(Beginning of Available data)

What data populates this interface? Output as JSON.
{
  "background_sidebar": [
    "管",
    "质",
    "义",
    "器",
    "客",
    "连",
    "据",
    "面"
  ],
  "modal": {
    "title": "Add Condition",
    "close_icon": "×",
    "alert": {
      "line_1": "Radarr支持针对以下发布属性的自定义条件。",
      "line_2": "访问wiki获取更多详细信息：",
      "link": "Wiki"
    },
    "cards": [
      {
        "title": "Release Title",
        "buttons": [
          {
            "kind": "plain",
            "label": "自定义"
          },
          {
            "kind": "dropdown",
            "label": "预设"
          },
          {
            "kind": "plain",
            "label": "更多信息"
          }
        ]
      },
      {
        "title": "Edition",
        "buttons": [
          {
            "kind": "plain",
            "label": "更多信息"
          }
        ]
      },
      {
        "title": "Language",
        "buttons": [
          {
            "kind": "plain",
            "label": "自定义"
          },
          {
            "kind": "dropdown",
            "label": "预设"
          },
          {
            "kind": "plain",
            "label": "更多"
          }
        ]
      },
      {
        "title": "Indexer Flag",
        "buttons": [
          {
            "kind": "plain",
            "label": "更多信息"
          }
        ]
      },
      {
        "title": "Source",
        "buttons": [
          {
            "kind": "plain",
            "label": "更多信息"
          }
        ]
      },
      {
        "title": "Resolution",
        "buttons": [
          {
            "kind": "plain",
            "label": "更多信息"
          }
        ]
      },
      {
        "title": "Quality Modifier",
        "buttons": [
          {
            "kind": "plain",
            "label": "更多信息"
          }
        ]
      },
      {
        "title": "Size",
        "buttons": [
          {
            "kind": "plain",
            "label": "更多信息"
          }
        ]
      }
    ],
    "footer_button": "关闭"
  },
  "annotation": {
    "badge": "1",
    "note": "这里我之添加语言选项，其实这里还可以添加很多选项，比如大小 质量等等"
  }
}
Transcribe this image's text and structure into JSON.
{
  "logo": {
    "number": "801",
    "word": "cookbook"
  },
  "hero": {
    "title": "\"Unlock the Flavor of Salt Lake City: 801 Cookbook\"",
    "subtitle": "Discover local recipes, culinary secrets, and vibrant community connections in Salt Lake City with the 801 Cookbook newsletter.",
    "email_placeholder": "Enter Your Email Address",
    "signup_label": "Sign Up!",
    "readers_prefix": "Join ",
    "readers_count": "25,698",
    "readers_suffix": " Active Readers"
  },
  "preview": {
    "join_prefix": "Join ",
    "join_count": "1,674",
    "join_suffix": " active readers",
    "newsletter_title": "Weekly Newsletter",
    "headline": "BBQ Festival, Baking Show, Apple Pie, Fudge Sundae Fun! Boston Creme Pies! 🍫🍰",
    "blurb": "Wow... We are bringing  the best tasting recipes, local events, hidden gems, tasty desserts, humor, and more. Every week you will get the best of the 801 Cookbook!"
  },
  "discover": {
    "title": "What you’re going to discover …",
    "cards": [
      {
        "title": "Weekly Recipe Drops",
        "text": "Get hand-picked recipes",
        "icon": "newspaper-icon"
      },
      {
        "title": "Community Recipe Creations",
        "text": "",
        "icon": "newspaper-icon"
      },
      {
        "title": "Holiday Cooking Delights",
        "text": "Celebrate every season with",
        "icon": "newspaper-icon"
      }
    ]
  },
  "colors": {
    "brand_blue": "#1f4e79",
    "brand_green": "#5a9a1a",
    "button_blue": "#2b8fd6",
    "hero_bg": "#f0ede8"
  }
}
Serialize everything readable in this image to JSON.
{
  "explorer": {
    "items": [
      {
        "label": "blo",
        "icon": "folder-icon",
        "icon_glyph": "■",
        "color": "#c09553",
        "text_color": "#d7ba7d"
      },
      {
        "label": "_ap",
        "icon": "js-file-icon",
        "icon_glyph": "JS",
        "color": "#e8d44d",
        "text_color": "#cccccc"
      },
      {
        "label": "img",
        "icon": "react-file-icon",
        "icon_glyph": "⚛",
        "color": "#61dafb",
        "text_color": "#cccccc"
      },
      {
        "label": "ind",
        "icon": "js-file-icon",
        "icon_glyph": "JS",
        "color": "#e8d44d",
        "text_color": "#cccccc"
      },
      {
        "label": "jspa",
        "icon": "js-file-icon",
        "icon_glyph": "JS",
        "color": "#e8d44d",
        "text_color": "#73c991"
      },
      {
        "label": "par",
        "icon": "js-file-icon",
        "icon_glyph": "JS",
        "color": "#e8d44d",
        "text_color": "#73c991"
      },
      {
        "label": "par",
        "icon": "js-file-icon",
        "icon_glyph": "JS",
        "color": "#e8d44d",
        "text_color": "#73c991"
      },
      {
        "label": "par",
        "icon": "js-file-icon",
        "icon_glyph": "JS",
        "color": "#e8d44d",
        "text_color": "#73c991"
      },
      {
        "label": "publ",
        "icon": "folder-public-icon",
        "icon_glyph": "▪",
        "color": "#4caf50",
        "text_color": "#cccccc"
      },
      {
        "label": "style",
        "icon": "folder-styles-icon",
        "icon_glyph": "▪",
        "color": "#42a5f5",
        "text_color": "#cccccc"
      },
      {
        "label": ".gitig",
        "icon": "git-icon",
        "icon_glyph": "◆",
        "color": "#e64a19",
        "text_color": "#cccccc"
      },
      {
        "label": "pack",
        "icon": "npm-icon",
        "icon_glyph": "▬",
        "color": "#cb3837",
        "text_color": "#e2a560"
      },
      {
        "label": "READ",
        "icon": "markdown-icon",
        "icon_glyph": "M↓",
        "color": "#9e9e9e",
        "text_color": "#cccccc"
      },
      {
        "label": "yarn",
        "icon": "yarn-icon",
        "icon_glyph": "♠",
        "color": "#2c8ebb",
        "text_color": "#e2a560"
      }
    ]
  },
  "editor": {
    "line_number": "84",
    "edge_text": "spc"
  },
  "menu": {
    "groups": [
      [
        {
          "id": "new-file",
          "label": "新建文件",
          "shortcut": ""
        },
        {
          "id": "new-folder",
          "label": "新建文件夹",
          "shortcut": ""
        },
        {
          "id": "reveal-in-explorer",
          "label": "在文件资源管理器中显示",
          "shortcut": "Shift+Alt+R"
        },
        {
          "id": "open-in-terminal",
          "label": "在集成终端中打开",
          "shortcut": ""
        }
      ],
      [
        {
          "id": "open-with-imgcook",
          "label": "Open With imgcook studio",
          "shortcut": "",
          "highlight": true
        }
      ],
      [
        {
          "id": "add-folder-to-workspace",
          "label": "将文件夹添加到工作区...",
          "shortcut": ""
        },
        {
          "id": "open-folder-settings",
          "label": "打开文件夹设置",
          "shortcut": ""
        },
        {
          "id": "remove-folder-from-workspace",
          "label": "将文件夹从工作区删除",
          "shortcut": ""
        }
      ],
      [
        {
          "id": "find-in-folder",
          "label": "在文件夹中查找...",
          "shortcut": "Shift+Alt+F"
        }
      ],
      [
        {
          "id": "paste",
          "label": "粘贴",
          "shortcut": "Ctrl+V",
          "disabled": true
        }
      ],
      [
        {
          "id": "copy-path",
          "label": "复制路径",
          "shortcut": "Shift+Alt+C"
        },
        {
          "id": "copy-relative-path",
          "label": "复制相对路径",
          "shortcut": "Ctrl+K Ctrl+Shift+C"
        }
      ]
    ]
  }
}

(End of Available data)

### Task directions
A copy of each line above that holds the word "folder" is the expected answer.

### Solution to the problem
        "icon": "folder-icon",
        "icon": "folder-public-icon",
        "icon": "folder-styles-icon",
          "id": "new-folder",
          "id": "add-folder-to-workspace",
          "id": "open-folder-settings",
          "id": "remove-folder-from-workspace",
          "id": "find-in-folder",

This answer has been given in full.